Nicholaus Chipping: Yes, exactly.

Peter Nash: All right, I happened to know because I have been working with the people over there at Adobe that they are not actually done with the new Target tools, they are adding more and more on to them. I was wondering maybe you could tell us what’s coming down the line a little bit for additional features, I know we can’t really release too much but maybe we can mention a couple of things.

Nicholaus Chipping: Sure, currently they just have A/B testing as part of the demo. One of the pieces that I have seen that’s coming is the experience targeting and multiple audience targeting, so in the current demo with the A/B testing you can only, say, okay we only want Chrome users to see this sort of thing but in parts of the new tool, they will be able to say Chrome users and IE users or they have all sorts of different audiences that you can select from or even make audiences that you want to approach with the demo.

Peter Nash: Yeah, it’s interesting that you mentioned the audiences because with this tool being front-facing anybody could go in there. I know there is some concern with the audience list that was in there and we had to do something special to that audience list, did we not?

Nicholaus Chipping: The audience list and even the primary list that shows up activities when….

Peter Nash: Right, so to say the activities that people do, right?

Nicholaus Chipping: Yes.

Peter Nash: There was a concern that those activities some “well-intentioned-troublemaker” out there could go through and create some names of words then that would end up showing on this Adobe themed website, what did you end at doing for that?

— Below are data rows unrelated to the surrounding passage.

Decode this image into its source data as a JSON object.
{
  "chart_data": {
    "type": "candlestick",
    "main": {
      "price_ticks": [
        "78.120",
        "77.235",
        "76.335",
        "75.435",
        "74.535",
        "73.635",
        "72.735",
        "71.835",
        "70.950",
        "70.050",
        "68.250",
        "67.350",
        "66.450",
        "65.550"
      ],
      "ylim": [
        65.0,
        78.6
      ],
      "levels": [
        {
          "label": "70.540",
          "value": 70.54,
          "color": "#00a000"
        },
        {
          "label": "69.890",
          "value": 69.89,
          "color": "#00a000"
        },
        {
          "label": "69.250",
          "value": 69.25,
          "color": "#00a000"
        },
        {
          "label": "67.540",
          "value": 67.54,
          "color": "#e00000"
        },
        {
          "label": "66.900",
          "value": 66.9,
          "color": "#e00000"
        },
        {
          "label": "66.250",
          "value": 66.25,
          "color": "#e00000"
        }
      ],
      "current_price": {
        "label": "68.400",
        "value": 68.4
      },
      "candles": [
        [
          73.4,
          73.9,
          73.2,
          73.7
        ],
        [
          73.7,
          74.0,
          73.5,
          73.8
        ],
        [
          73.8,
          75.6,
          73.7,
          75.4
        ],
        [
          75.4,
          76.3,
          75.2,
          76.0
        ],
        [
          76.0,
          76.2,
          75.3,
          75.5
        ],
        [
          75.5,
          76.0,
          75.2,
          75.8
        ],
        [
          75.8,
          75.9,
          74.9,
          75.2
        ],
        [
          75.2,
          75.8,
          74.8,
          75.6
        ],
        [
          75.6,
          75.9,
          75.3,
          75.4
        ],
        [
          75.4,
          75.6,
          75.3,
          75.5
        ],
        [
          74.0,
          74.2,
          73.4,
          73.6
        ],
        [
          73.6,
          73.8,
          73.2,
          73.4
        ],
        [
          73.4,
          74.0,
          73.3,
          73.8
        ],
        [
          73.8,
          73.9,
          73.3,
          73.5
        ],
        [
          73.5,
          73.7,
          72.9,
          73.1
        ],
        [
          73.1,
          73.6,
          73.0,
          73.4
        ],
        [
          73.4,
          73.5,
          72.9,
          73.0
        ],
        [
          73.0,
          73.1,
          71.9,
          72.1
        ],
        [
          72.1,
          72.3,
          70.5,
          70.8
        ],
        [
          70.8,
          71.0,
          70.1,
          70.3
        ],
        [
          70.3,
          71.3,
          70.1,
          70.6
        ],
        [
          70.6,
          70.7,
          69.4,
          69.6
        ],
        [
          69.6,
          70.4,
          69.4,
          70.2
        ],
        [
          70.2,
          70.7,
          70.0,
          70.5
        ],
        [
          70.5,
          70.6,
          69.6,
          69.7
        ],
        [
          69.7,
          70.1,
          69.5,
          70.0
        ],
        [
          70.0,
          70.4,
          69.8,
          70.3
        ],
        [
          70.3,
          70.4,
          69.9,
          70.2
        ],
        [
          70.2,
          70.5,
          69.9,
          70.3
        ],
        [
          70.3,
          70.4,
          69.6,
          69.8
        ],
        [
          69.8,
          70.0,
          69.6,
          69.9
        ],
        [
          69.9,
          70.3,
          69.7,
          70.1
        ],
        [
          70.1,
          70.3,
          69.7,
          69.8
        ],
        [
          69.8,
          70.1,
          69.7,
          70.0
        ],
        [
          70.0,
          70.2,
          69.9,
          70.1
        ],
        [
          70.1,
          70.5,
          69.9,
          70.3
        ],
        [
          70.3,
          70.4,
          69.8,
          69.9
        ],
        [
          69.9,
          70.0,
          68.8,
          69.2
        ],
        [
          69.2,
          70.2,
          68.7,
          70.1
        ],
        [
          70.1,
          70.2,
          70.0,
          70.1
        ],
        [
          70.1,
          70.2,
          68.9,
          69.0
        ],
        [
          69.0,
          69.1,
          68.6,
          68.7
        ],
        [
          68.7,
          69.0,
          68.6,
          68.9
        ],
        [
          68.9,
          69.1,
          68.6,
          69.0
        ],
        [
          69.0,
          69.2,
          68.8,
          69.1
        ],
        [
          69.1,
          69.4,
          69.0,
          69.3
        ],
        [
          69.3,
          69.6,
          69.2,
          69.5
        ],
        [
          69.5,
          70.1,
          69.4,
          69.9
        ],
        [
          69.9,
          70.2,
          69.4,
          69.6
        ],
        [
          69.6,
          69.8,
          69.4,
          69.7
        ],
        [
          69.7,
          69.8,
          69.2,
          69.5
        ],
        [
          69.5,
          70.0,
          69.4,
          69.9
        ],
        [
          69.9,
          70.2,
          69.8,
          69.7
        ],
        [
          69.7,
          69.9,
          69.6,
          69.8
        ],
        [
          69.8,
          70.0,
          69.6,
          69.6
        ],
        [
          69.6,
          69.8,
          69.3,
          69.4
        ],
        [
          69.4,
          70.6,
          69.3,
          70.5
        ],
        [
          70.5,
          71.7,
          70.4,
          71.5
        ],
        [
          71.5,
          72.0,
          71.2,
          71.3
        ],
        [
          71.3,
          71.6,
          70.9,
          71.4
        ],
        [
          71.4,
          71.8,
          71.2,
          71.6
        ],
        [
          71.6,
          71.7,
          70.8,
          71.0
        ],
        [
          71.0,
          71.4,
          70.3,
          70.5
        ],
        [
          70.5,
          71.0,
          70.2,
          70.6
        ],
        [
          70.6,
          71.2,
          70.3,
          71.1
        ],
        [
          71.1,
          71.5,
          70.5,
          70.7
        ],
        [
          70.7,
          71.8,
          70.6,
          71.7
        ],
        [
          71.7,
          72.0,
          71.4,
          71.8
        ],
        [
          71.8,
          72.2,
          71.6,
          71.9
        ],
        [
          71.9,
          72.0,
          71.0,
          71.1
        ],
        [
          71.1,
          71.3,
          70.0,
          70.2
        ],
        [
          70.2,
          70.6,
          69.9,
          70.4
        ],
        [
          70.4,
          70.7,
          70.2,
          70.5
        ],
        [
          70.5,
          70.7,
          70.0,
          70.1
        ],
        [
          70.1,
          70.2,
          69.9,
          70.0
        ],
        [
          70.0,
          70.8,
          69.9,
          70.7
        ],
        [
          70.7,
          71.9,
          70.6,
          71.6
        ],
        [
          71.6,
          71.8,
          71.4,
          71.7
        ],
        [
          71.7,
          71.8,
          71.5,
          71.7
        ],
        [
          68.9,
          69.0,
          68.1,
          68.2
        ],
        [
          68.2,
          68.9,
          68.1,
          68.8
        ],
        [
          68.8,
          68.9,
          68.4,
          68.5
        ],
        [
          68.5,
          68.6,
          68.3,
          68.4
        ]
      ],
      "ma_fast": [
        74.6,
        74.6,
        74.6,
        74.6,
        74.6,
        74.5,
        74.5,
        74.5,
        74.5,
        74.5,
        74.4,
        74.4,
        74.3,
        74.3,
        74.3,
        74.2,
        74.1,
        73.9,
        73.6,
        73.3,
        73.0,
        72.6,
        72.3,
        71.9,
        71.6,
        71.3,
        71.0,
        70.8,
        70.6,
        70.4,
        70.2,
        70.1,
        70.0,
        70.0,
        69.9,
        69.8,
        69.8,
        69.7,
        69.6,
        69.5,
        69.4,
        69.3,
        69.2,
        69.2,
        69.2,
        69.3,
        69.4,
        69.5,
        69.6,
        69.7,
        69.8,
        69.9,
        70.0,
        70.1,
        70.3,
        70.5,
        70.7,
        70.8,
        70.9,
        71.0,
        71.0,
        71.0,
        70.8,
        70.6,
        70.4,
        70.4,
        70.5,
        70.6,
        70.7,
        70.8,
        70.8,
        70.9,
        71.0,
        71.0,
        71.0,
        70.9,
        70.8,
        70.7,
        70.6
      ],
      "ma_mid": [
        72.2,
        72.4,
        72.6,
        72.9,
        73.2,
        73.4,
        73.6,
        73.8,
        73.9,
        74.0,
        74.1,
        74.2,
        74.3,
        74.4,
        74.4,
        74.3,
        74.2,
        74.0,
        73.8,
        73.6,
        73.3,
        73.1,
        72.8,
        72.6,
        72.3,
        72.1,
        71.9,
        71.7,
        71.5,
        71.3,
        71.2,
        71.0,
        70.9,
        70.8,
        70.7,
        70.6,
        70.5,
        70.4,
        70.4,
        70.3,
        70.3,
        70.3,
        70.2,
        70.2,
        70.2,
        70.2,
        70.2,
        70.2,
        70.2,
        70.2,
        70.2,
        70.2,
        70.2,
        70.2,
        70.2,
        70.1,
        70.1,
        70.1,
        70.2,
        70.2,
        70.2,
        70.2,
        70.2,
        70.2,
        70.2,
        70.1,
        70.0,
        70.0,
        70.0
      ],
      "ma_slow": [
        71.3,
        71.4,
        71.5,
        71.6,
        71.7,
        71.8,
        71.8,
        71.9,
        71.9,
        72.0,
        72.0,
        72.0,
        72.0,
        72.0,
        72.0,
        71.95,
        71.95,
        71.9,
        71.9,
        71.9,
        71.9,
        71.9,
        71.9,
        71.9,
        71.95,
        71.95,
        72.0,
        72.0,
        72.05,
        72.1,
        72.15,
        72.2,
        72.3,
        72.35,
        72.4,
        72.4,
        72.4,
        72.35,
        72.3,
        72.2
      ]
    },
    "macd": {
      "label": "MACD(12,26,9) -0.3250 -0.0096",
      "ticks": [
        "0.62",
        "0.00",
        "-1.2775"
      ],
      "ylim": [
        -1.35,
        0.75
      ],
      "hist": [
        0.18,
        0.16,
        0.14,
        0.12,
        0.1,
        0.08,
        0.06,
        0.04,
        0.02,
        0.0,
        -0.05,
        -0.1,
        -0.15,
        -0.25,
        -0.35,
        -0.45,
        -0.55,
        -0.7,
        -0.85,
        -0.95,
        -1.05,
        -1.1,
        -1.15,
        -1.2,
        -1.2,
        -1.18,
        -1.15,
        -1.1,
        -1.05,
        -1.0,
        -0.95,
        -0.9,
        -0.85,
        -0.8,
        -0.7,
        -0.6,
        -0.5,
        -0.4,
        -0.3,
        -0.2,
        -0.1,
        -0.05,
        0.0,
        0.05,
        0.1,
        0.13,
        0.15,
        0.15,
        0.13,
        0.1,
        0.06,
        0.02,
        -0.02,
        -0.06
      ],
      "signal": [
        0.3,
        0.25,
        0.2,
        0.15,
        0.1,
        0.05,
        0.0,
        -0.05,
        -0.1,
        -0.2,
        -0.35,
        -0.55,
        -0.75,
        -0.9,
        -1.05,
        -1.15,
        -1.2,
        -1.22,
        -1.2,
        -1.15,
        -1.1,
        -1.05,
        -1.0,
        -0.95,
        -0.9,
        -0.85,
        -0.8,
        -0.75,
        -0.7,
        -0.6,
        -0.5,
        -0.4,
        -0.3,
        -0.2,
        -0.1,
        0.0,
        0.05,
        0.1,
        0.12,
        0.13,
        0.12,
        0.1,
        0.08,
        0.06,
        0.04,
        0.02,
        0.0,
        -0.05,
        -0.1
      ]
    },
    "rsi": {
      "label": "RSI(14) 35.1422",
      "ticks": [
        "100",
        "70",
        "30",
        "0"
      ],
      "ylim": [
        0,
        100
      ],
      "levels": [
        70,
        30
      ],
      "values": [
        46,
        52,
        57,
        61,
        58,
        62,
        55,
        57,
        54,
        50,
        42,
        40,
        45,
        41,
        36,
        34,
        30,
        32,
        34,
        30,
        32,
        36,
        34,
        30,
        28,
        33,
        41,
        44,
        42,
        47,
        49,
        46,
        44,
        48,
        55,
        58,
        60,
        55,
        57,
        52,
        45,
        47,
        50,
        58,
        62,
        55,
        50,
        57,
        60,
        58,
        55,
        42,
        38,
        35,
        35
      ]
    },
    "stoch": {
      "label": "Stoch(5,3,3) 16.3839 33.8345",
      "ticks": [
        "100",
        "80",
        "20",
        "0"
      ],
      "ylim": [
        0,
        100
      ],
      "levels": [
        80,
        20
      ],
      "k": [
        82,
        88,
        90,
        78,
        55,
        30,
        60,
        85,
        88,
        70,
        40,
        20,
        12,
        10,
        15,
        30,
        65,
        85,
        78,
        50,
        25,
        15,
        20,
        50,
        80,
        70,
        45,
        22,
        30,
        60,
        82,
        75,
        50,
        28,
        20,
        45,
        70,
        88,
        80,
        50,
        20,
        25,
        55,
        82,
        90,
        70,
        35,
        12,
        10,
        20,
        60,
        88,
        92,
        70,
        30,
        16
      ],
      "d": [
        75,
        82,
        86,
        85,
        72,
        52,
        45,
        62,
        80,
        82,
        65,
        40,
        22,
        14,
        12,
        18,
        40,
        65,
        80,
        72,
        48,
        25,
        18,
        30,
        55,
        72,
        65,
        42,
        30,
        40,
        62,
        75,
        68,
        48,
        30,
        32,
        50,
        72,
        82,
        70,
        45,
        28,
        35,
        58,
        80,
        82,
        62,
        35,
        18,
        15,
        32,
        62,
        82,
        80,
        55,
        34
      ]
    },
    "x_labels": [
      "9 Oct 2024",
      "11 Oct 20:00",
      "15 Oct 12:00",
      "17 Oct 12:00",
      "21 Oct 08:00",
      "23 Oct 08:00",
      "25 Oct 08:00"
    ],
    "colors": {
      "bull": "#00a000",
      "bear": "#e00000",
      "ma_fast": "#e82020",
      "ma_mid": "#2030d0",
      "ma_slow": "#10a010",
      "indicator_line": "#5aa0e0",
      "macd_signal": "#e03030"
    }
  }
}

Nicholaus Chipping: Initially, we just created a different ordering so that I always ordered the list to always show the oldest first which when someone is creating a new one they have no control whatsoever to say that this was created at a past date. So that covered us there. We ran into issues later with just how many people are using it and it constantly growing that we also created a script in the backend with the help of Joey’s team to go through and delete old activities, or new activities -I should say, every so often so that it didn’t build up and also just to make sure that the sorting working quickly and effectively for people going to the site.

Peter Nash: Right, because what was happening is exactly filling up the disk on the server, right?

Joey Smith: We did have, in initial launch we had a couple of problems with disk getting full too fast.

Peter Nash: Yeah, so we were able to sort that out thankfully, and it’s been a much smoother process now that we’ve made all those adjustments, we don’t see any of the awkward words that might get used on the internet and it looks very, very good.

Joey Smith: Okay, I think that’s it for our discussion at the demo.adobe-target.com website. Nicholaus, thank you for joining us, and thank you for all the hard work on this project.

Nicholaus Chipping: You’re welcome.

Peter Nash: Thanks for listening to the Adobe Experience Manager Podcast brought to you by, Axis41, your premier partner in AEM Implementation. If you have questions, comments or something you would like us to cover send an email to info@aempodcast.com